Exercise directions
Please show every line in the entries below that includes the word "JSON".

# # # #

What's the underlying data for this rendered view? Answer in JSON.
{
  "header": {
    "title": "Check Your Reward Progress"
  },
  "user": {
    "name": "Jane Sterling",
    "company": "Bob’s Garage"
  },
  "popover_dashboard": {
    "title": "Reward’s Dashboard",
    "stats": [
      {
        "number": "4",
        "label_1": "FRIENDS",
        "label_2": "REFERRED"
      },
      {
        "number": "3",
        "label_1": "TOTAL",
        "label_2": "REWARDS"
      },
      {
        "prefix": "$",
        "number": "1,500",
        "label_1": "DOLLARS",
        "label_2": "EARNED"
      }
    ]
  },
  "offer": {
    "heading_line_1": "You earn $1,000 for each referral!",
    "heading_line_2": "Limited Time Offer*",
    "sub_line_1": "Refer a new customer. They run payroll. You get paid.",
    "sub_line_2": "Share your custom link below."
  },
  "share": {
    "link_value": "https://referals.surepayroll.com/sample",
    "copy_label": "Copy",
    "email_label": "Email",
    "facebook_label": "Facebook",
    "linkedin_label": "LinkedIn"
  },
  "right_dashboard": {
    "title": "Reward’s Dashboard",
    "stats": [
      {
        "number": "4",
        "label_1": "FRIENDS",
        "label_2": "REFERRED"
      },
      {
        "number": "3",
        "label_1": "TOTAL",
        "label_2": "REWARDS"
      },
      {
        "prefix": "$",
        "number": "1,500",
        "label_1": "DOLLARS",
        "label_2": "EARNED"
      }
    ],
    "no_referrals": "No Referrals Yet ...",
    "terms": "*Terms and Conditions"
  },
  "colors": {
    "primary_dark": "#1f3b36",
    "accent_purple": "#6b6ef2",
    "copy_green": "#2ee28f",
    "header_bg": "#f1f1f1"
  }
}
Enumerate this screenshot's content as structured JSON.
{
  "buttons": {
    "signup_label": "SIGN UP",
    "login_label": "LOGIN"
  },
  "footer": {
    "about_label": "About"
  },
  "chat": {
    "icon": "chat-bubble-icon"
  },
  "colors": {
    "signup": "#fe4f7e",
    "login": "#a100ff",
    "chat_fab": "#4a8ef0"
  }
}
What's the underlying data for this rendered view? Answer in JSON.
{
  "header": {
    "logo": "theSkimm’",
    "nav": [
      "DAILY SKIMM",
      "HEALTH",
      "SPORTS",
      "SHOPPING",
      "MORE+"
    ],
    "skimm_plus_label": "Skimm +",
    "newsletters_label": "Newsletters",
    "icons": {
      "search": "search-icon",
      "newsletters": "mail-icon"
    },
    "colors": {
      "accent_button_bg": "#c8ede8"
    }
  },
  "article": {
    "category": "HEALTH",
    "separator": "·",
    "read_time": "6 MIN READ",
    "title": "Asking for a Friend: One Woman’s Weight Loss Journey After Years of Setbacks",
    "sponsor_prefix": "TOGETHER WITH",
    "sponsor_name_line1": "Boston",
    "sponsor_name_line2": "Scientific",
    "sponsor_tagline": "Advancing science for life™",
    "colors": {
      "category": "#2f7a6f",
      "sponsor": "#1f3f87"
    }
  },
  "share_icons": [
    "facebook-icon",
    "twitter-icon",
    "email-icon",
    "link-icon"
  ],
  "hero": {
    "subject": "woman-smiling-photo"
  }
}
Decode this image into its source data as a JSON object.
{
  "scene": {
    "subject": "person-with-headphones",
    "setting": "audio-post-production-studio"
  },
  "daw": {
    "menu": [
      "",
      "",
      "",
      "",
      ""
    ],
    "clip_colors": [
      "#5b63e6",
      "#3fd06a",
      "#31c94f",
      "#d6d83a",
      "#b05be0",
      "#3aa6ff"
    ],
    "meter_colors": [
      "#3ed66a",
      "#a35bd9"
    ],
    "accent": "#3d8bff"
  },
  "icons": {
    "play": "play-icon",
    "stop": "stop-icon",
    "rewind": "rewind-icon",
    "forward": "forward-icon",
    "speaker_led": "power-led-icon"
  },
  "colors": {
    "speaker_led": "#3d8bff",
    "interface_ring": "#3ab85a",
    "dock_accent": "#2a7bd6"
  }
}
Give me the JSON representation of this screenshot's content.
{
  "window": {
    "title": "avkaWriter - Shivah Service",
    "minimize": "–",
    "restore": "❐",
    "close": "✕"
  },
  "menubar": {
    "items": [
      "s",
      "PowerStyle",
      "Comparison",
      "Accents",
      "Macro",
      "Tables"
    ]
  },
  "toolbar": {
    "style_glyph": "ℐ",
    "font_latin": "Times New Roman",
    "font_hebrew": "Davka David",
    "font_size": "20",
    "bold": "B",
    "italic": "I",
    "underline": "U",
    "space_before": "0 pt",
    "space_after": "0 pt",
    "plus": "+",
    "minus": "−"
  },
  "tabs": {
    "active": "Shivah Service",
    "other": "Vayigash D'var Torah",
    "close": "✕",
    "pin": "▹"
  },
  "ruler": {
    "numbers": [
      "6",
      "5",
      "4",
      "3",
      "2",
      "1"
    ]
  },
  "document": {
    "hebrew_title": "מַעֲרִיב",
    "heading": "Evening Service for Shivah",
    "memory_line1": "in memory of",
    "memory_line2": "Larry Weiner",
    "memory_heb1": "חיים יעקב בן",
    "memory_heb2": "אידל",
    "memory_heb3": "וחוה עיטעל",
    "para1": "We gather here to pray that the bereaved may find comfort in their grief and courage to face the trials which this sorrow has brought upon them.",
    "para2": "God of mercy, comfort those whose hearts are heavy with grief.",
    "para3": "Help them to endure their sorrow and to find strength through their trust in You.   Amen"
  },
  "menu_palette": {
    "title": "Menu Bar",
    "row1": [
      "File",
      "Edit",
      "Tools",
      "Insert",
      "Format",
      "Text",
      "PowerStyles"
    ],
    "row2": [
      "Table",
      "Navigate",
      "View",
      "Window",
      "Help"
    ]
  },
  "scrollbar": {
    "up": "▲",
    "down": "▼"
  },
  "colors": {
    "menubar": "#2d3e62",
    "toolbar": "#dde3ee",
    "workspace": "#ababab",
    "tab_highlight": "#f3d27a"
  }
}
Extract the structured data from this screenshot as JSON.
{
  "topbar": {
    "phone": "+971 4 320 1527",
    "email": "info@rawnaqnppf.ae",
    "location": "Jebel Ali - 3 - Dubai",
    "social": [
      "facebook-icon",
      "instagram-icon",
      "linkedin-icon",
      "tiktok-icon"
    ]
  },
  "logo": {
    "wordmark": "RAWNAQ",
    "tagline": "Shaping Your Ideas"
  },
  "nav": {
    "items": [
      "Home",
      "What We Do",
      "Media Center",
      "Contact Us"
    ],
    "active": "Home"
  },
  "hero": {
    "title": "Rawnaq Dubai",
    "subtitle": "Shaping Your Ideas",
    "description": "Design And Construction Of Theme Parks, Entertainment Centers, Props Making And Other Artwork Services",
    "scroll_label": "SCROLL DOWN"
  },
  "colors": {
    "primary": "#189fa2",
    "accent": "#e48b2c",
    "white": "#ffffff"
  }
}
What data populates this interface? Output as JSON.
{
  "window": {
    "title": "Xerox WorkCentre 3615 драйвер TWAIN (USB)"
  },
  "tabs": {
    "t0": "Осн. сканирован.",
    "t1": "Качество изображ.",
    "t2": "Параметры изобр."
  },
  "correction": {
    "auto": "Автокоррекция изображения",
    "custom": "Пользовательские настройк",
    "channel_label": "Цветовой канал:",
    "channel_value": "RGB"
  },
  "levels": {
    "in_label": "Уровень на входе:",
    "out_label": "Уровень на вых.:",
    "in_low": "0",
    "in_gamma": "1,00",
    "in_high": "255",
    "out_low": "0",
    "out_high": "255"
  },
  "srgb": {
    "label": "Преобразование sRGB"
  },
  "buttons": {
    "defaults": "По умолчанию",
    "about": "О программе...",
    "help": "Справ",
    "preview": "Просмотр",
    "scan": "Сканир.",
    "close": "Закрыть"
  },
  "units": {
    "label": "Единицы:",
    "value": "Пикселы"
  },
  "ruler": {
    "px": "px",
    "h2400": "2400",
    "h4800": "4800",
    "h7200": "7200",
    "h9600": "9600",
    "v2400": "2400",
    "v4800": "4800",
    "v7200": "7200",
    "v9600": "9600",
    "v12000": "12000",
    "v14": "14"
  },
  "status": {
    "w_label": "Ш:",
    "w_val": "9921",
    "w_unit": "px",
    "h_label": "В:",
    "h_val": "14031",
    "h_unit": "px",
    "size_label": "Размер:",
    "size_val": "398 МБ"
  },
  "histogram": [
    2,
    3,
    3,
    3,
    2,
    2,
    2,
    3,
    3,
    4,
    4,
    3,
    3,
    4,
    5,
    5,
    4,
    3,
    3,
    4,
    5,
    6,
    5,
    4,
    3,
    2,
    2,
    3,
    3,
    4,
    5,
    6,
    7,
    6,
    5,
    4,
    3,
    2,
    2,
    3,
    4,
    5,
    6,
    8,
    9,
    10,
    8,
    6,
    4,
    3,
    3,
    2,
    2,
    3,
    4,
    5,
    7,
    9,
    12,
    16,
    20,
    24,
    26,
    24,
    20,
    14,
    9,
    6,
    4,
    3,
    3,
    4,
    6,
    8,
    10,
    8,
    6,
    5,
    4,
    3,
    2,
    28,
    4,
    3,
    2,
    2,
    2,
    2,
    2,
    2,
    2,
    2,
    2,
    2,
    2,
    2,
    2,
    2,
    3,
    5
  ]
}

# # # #

Solved exercise
What's the underlying data for this rendered view? Answer in JSON.
Enumerate this screenshot's content as structured JSON.
What's the underlying data for this rendered view? Answer in JSON.
Decode this image into its source data as a JSON object.
Give me the JSON representation of this screenshot's content.
Extract the structured data from this screenshot as JSON.
What data populates this interface? Output as JSON.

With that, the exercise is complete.